Objective: The perceived oral health refers to the very own perception of a person's oral health (OH). This study aims to explore the association of perceived oral health status (PSR-OHS) with clinically determined OHS in three age groups: young adults, adults and older adults. This study also aims to identify demographic, socio-economic and/or clinical factors that influence PSR-OHS.
Methods: A cross-sectional study was conducted in ten different dental hospitals of Pakistan. The one-way ANOVA test was used to analyze patient's demographic distribution with PSR-OHS and oral functions. The complex sample general linear model was used to determine association between clinical OH and PSR-OHS. Analyses of each age group were conducted separately.
Results: A total of 1,804 outdoor patients participated in the study, out of which 660 were young adults, 685 adults and 459 were older adults. Overall self-perception of all age groups about their oral health was 'good' (mean = 3.71). Female gender and education status were a significant factor in young adults and adults. Family income affected PSR-OHS of only the adult age group. Frequent visit to dental clinic and preventive reason of dental attendance were associated with good PSR-OHS. DMFT score, prosthesis score and periodontal score also affected the PSR-OHS of individuals. Association between PSR-OHS and clinical examination was confirmed by complex general linear model.
Conclusion: There are differences in the perceived oral health status of young adults, adults and older adults. The variables, age, education, family income, DMFT score, prosthesis score and periodontal score directly influence the self-perception of individuals.

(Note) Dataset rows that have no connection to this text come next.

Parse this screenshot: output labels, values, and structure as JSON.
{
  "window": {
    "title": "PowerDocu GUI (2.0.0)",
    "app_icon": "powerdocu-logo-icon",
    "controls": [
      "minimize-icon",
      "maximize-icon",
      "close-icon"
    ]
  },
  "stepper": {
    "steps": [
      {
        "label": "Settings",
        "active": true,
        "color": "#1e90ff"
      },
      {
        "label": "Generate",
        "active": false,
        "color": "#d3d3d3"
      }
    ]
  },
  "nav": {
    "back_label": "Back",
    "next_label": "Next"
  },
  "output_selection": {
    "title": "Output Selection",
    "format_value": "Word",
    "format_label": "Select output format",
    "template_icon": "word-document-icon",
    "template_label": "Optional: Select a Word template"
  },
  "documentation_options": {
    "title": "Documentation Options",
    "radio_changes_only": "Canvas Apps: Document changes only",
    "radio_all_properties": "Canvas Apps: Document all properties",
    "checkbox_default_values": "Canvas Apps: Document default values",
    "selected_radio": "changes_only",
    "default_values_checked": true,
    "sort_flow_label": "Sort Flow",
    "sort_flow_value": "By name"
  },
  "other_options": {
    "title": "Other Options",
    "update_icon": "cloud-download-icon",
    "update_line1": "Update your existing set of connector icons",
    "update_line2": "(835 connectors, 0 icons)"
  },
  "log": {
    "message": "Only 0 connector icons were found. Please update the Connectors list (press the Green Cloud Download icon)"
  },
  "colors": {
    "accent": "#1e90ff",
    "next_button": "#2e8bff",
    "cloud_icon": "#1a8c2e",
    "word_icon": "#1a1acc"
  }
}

Keywords: Epidemiology; Global health; Oral cavity; Self-assessment.
© 2022 Fahim et al.